There were a lot of POC in this book. Charles is Native American, Salish, and there are numerous Navajo characters (Joseph, Mackie, Michael, Hosteen, Maggie and Kage) are very much involved in the plot and culture and tradition being frequently referenced. They are central characters for the most part and, while a little dripping in woo-woo, not nearly as bad as we’ve seen before. Leslie is a Black woman and there are several minor side characters of colour met in the course of the investigation or working for Hosteen’s ranch. This book also brought the very first LGBT character to the series – though he was only someone they briefly interviewed while trying to track down the killer and was more a walk-on part than anything else but he and his partner weren’t stereotyped or headache-causing in the brief time they were there.
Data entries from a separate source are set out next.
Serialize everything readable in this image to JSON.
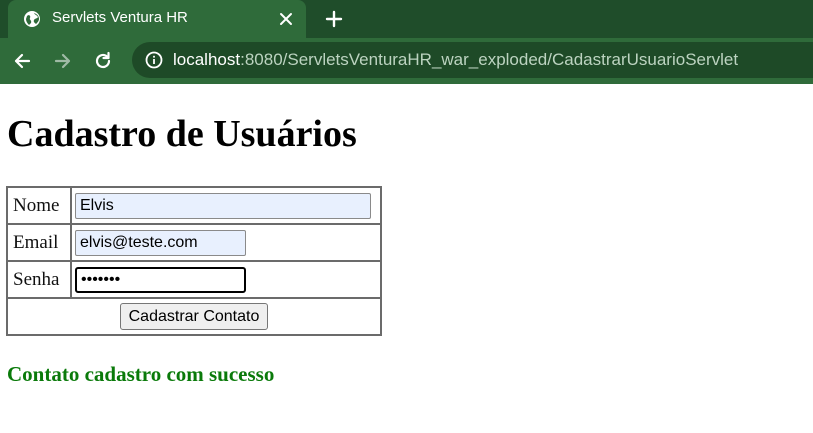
{
  "browser": {
    "tab": {
      "title": "Servlets Ventura HR",
      "icon": "globe-icon"
    },
    "new_tab_icon": "plus-icon",
    "nav": {
      "back_icon": "arrow-left-icon",
      "forward_icon": "arrow-right-icon",
      "reload_icon": "reload-icon"
    },
    "address": {
      "info_icon": "info-icon",
      "host": "localhost",
      "rest": ":8080/ServletsVenturaHR_war_exploded/CadastrarUsuarioServlet"
    },
    "colors": {
      "tabbar": "#1f4d2a",
      "toolbar": "#2f6b3a"
    }
  },
  "page": {
    "title": "Cadastro de Usuários",
    "form": {
      "fields": [
        {
          "label": "Nome",
          "value": "Elvis"
        },
        {
          "label": "Email",
          "value": "elvis@teste.com"
        },
        {
          "label": "Senha",
          "value": "•••••••"
        }
      ],
      "submit_label": "Cadastrar Contato"
    },
    "message": "Contato cadastro com sucesso",
    "message_color": "#0a7a0a"
  }
}
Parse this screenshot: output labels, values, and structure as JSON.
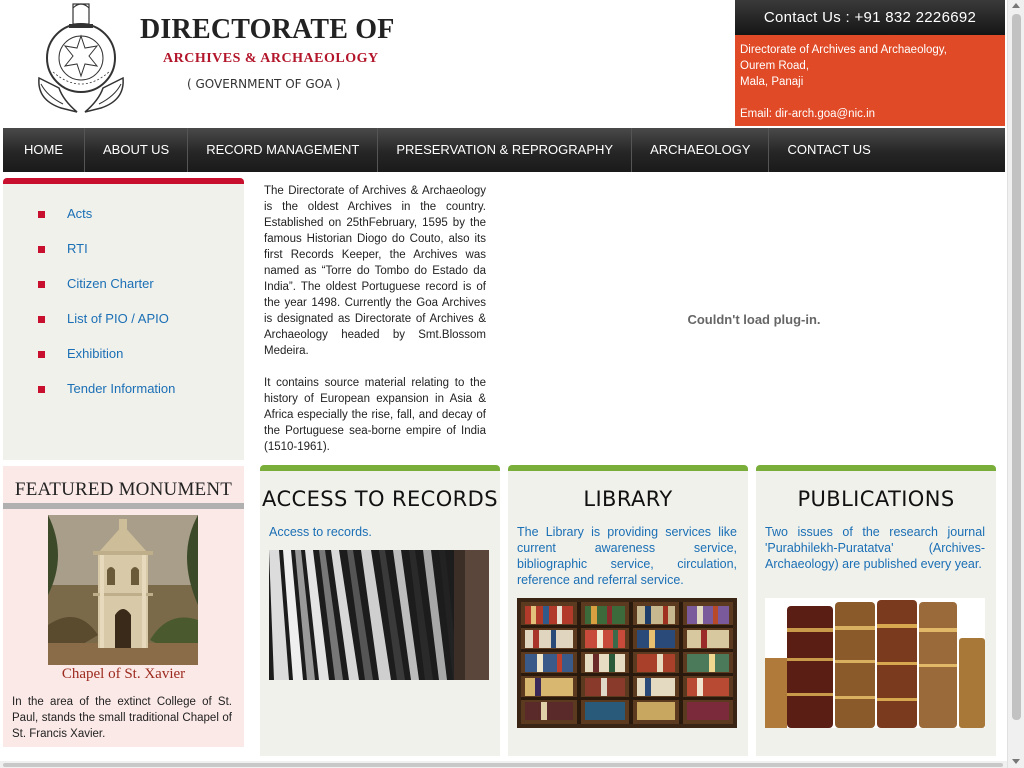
{
  "header": {
    "title_main": "DIRECTORATE OF",
    "title_sub": "ARCHIVES & ARCHAEOLOGY",
    "title_gov": "( GOVERNMENT OF GOA )",
    "emblem_icon": "goa-government-emblem-icon"
  },
  "contact": {
    "phone_line": "Contact Us : +91 832 2226692",
    "address_lines": [
      "Directorate of Archives and Archaeology,",
      "Ourem Road,",
      "Mala, Panaji"
    ],
    "email_line": "Email: dir-arch.goa@nic.in"
  },
  "nav": {
    "items": [
      "HOME",
      "ABOUT US",
      "RECORD MANAGEMENT",
      "PRESERVATION & REPROGRAPHY",
      "ARCHAEOLOGY",
      "CONTACT US"
    ]
  },
  "sidebar": {
    "links": [
      "Acts",
      "RTI",
      "Citizen Charter",
      "List of PIO / APIO",
      "Exhibition",
      "Tender Information"
    ]
  },
  "intro": {
    "para1": "The Directorate of Archives & Archaeology is the oldest Archives in the country. Established on 25thFebruary, 1595 by the famous Historian Diogo do Couto, also its first Records Keeper, the Archives was named as “Torre do Tombo do Estado da India”. The oldest Portuguese record is of the year 1498. Currently the Goa Archives is designated as Directorate of Archives & Archaeology headed by Smt.Blossom Medeira.",
    "para2": "It contains source material relating to the history of European expansion in Asia & Africa especially the rise, fall, and decay of the Portuguese sea-borne empire of India (1510-1961)."
  },
  "plugin": {
    "message": "Couldn't load plug-in."
  },
  "featured": {
    "heading": "FEATURED MONUMENT",
    "name": "Chapel of St. Xavier",
    "description": "In the area of the extinct College of St. Paul, stands the small traditional Chapel of St. Francis Xavier."
  },
  "cards": {
    "access": {
      "title": "ACCESS TO RECORDS",
      "text": "Access to records."
    },
    "library": {
      "title": "LIBRARY",
      "text": "The Library is providing services like current awareness service, bibliographic service, circulation, reference and referral service."
    },
    "publications": {
      "title": "PUBLICATIONS",
      "text": "Two issues of the research journal 'Purabhilekh-Puratatva' (Archives-Archaeology) are published every year."
    }
  },
  "colors": {
    "accent_red": "#c8102e",
    "contact_orange": "#e04a26",
    "card_green": "#7aae3a",
    "link_blue": "#1a6fb5"
  }
}
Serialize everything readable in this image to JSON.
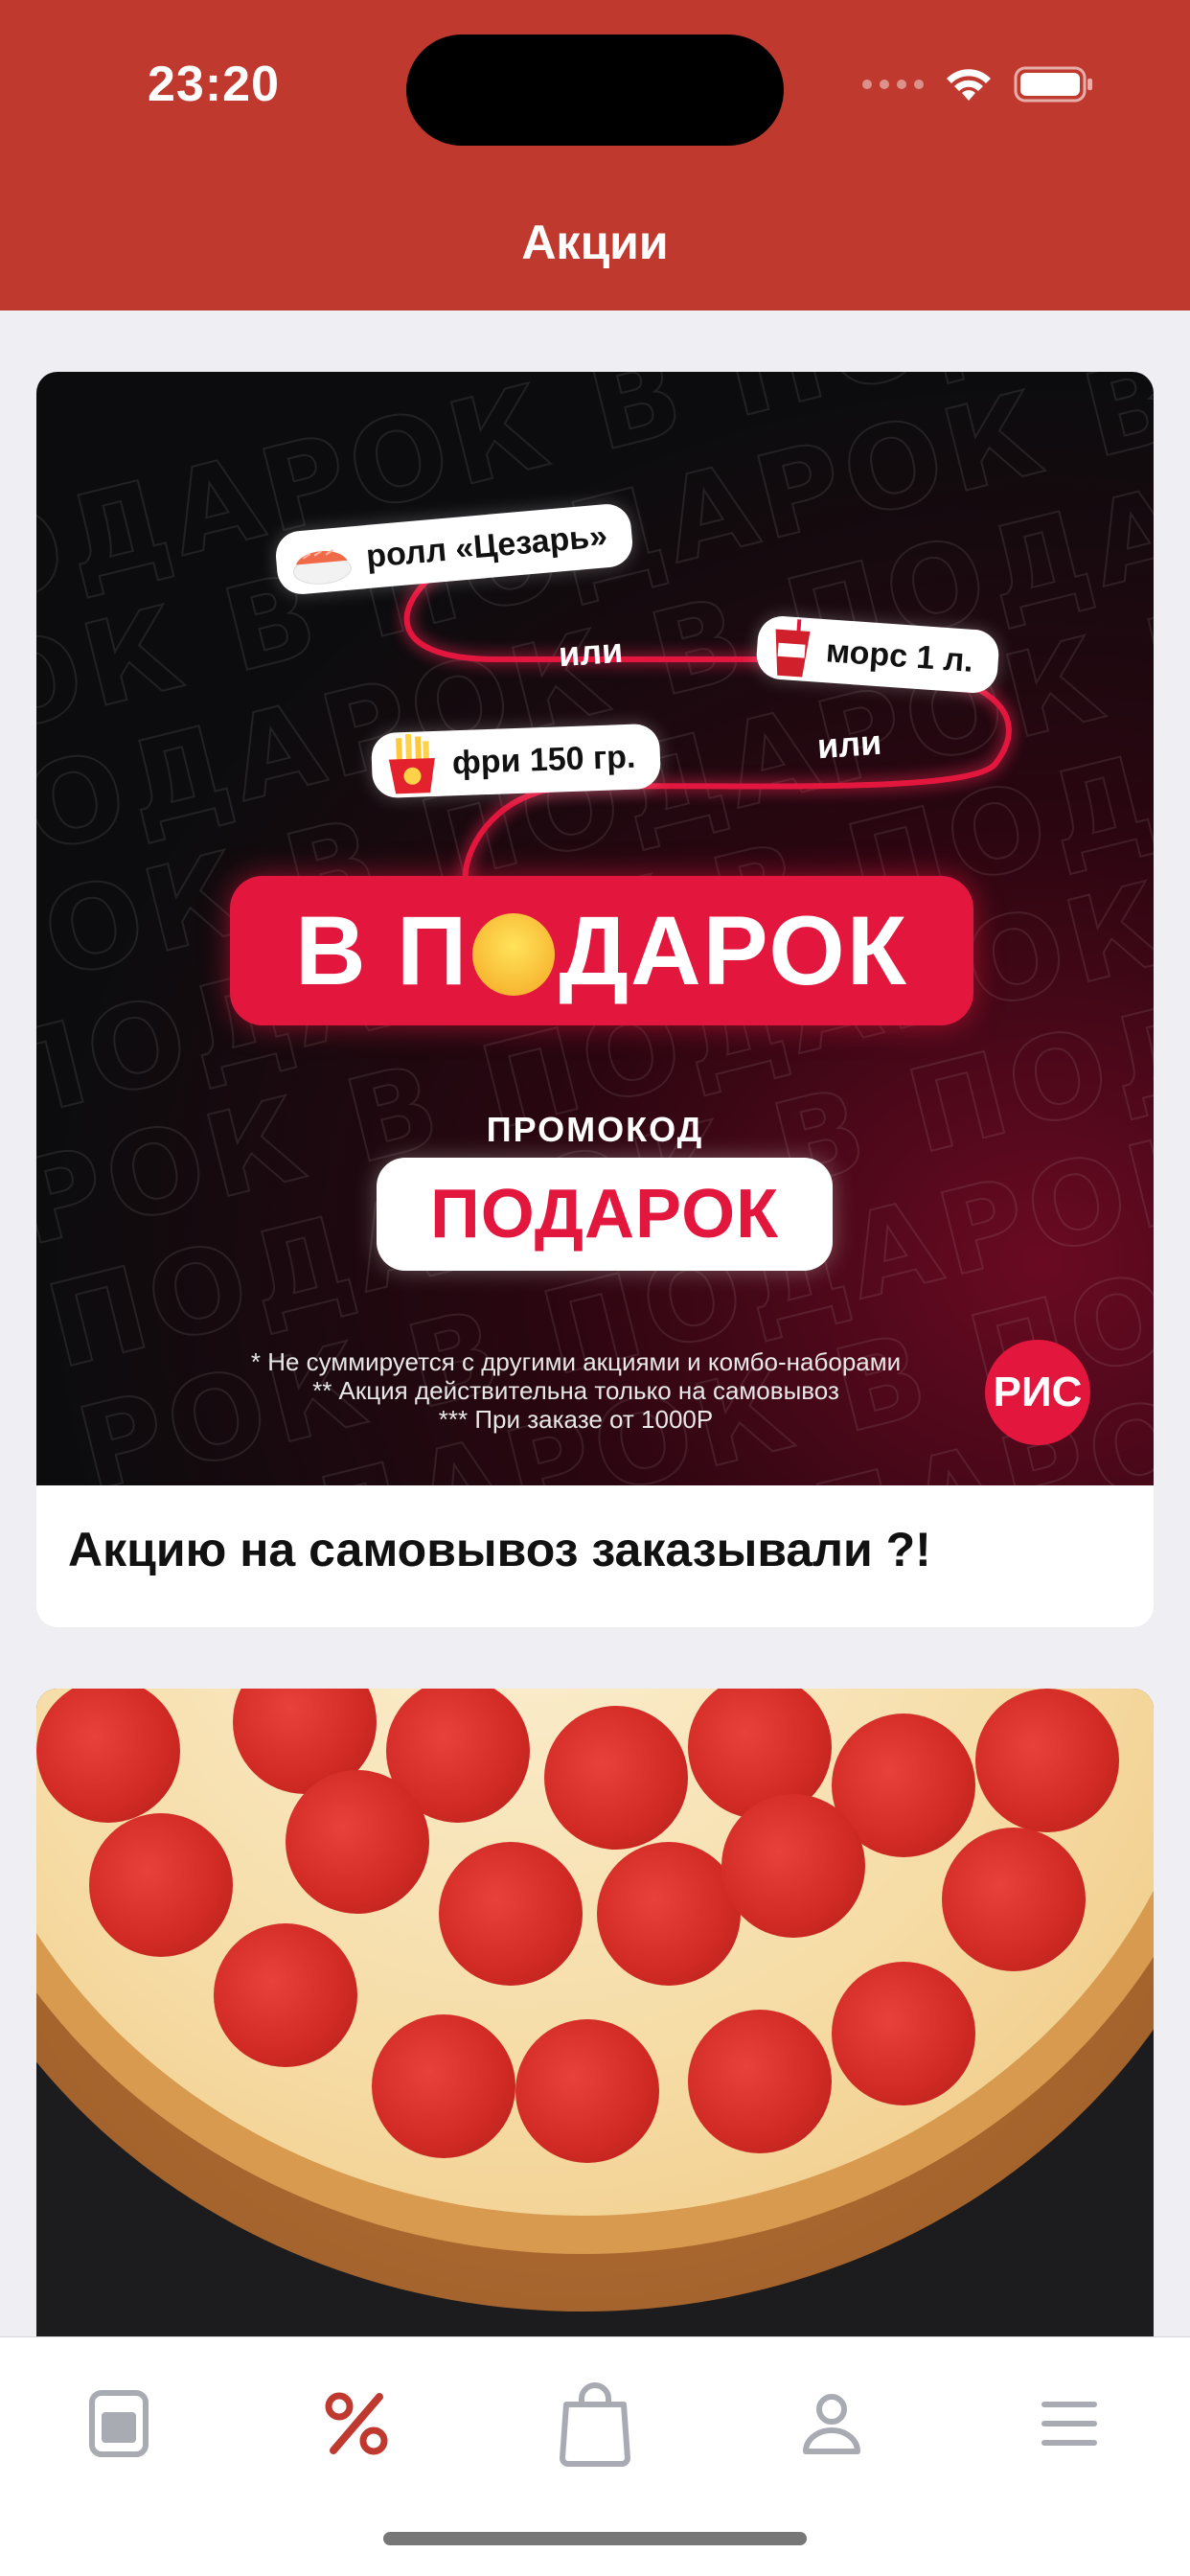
{
  "status_bar": {
    "time": "23:20"
  },
  "header": {
    "title": "Акции"
  },
  "promos": [
    {
      "title": "Акцию на самовывоз заказывали ?!",
      "banner": {
        "background_word": "ПОДАРОК В ",
        "gift_items": [
          "ролл «Цезарь»",
          "морс 1 л.",
          "фри 150 гр."
        ],
        "or_label": "или",
        "headline_left": "В П",
        "headline_right": "ДАРОК",
        "promo_label": "ПРОМОКОД",
        "promo_code": "ПОДАРОК",
        "fine_print": [
          "* Не суммируется с другими акциями и комбо-наборами",
          "** Акция действительна только на самовывоз",
          "*** При заказе от 1000Р"
        ],
        "brand": "РИС"
      }
    },
    {
      "title": ""
    }
  ],
  "tabbar": {
    "active": "promotions",
    "active_color": "#c0392f",
    "inactive_color": "#a9abb3",
    "tabs": [
      {
        "id": "menu",
        "icon": "menu-card-icon"
      },
      {
        "id": "promotions",
        "icon": "percent-icon"
      },
      {
        "id": "cart",
        "icon": "shopping-bag-icon"
      },
      {
        "id": "profile",
        "icon": "person-icon"
      },
      {
        "id": "more",
        "icon": "hamburger-icon"
      }
    ]
  }
}
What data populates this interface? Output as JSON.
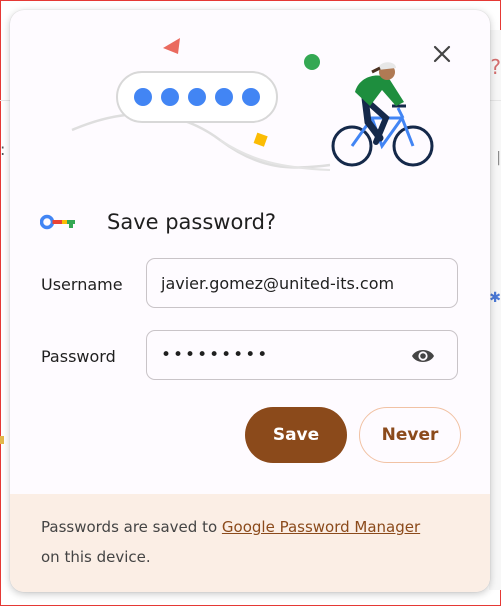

I like this series and how it seems to take the world of the Mercy Thompson series but have a very different tone; it’s less personal, more wide reaching and less inclined towards melodrama and over the top action that Mercy Thompson prefers. I think it’s a more thoughtful series and, increasingly, it’s interesting me more than the parent series that created it.